WHAT IS BEING ASKED: For each line below that contains the word "accompanying", make a copy.

LISTED RECORDS:
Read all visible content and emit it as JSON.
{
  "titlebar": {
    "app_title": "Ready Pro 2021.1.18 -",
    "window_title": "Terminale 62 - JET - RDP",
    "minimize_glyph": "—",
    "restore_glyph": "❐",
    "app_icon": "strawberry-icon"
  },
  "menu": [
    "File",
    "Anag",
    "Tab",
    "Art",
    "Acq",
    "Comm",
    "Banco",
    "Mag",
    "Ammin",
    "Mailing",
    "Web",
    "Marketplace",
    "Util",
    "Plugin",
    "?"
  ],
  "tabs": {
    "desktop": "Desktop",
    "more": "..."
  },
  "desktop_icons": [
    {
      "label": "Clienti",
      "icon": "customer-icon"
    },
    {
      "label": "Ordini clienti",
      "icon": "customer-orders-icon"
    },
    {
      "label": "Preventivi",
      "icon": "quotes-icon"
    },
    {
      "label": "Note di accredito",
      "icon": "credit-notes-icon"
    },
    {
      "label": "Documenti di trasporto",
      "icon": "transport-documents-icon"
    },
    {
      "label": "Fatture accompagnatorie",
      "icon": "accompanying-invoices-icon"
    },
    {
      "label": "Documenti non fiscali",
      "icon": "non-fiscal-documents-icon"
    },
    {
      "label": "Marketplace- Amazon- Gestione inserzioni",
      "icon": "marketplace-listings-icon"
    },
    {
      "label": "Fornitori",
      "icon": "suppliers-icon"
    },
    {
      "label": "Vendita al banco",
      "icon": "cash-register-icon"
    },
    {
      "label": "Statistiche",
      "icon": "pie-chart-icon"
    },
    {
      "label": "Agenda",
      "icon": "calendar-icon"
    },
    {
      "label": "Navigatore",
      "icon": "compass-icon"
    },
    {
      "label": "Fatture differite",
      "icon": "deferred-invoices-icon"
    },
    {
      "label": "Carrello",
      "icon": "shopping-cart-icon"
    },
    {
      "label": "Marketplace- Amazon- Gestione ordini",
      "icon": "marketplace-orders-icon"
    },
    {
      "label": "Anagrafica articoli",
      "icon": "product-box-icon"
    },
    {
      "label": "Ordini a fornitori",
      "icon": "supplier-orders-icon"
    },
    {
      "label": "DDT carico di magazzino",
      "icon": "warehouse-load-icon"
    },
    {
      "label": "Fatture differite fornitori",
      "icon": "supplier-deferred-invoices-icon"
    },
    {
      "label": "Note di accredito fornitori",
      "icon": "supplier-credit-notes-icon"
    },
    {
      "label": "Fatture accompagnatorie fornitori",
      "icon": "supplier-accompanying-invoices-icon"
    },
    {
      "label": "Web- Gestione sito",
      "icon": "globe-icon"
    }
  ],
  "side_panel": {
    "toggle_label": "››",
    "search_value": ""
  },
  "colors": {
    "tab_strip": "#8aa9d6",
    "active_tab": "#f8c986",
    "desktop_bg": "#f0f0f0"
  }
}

RESPONSE:
      "icon": "accompanying-invoices-icon"
      "icon": "supplier-accompanying-invoices-icon"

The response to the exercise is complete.